State income tax collections shot up $359 million in January as the Department of Revenue took in payments ahead of the new federal tax law.
Overall state revenue jumped 16.7 percent over January 2017.
While sales tax collections were strong — a good sign for the economy — the biggest boost, 27 percent, came from individual income taxes.
The biggest chunk of that was from people making big estimated state income tax payments for the coming year. Those payments went up 81 percent.
The January monthly report includes collections from people who mailed in payments in late December.
State officials across the country saw huge increases in collections in late December as people prepaid taxes, hoping to take advantage one last time of a federal deduction on state taxes that was scaled back by the federal changes enacted by Congress.
The Internal Revenue Service, however, announced in late December that those prepayments could be deducted only in limited circumstances.
State officials say the late-December payments may mean lower numbers in April, when many Georgians traditionally make their payments if they owe on their taxes.
The big revenue increase in January was announced Friday, only a few days before the Deal administration is expected to file legislation to deal with a massive state tax windfall the state is expecting from the federal tax law.
The federal law limits or eliminates some of the deductions Georgians have used when figuring their state taxes in the past and made it far more likely that ratepayers will use the standard federal deduction, rather than lowering their state taxable income using itemized deductions.
So while many Georgians may pay less in federal taxes, at least some will wind up with bigger state tax bills unless lawmakers make some changes in the tax code.
Last month Deal officials said the state could see a $3.6 billion windfall over the next five years from the federal tax bill.
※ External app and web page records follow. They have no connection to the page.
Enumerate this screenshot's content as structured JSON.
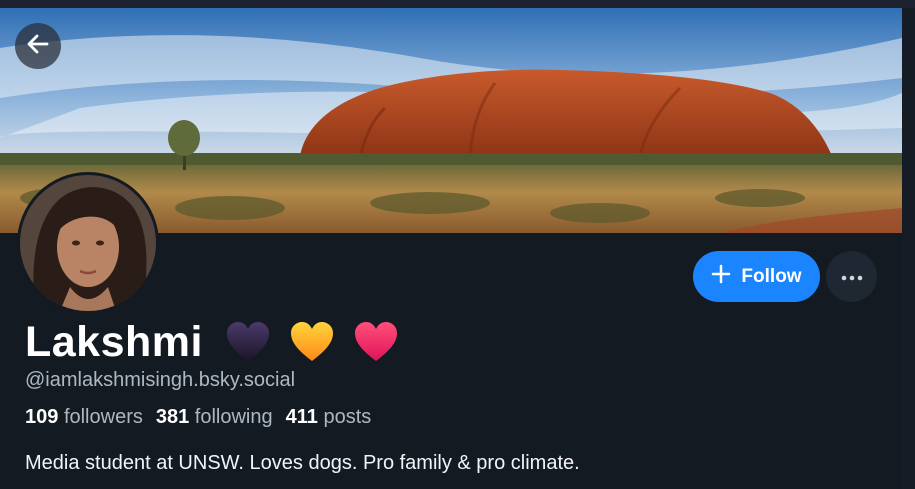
{
  "profile": {
    "display_name": "Lakshmi",
    "name_emojis": [
      "black-heart",
      "yellow-heart",
      "pink-heart"
    ],
    "handle": "@iamlakshmisingh.bsky.social",
    "bio": "Media student at UNSW. Loves dogs. Pro family & pro climate."
  },
  "stats": {
    "followers_count": "109",
    "followers_label": "followers",
    "following_count": "381",
    "following_label": "following",
    "posts_count": "411",
    "posts_label": "posts"
  },
  "actions": {
    "follow_label": "Follow"
  },
  "icons": {
    "back": "arrow-left-icon",
    "follow": "plus-icon",
    "more": "ellipsis-icon"
  },
  "colors": {
    "background": "#141a22",
    "accent": "#1a85ff",
    "secondary_text": "#aeb8c4"
  }
}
New estimates put the potential windfall much higher.
Gov. Nathan Deal said this week that he would support legislation to eat into the windfall by changing state tax codes so at least some Georgians would not wind up paying higher state income taxes.